Which lines in the data below contain the word "OBJECTIVE"? Copy each of them.

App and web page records
== Segment start ==

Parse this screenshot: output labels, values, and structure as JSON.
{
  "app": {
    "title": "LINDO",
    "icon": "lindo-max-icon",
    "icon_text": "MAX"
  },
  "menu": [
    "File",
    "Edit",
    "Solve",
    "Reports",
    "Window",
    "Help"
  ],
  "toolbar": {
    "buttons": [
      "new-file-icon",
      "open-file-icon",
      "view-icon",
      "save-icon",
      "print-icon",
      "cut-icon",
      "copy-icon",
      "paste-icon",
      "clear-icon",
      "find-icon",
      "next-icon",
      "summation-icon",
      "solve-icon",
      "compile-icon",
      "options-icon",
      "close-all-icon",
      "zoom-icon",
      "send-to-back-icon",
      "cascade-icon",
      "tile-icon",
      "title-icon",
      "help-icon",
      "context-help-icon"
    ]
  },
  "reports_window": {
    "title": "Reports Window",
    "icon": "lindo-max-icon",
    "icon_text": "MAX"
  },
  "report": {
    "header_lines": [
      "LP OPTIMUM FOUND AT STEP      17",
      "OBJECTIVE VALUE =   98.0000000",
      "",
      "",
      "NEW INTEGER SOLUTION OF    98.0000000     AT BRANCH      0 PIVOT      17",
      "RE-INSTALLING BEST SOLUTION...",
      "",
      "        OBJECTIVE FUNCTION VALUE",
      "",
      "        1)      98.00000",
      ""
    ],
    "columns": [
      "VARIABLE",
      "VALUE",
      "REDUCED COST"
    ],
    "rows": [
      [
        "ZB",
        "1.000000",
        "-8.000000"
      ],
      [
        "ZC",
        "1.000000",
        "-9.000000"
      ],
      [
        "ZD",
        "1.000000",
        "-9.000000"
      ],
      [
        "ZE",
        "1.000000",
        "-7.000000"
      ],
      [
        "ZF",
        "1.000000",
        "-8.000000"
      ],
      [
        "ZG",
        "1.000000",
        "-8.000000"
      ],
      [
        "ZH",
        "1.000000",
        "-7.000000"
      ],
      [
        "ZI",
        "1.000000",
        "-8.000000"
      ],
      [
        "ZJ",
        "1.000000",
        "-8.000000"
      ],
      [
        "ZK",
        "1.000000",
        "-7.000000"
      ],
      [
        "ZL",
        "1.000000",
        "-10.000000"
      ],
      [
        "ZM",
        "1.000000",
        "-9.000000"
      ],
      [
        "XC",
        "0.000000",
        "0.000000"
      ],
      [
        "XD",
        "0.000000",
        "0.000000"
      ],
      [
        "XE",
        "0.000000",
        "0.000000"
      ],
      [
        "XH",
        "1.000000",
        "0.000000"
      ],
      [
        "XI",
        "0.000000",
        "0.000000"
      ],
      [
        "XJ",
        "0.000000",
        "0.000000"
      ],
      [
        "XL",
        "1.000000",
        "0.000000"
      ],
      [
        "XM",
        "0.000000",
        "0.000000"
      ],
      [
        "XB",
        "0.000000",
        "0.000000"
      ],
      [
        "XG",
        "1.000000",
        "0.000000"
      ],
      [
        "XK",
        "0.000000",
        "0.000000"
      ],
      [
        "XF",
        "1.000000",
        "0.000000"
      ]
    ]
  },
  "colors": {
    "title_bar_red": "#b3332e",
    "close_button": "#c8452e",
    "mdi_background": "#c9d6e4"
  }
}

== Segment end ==

WRITTEN ANSWER
      "OBJECTIVE VALUE =   98.0000000",
      "        OBJECTIVE FUNCTION VALUE",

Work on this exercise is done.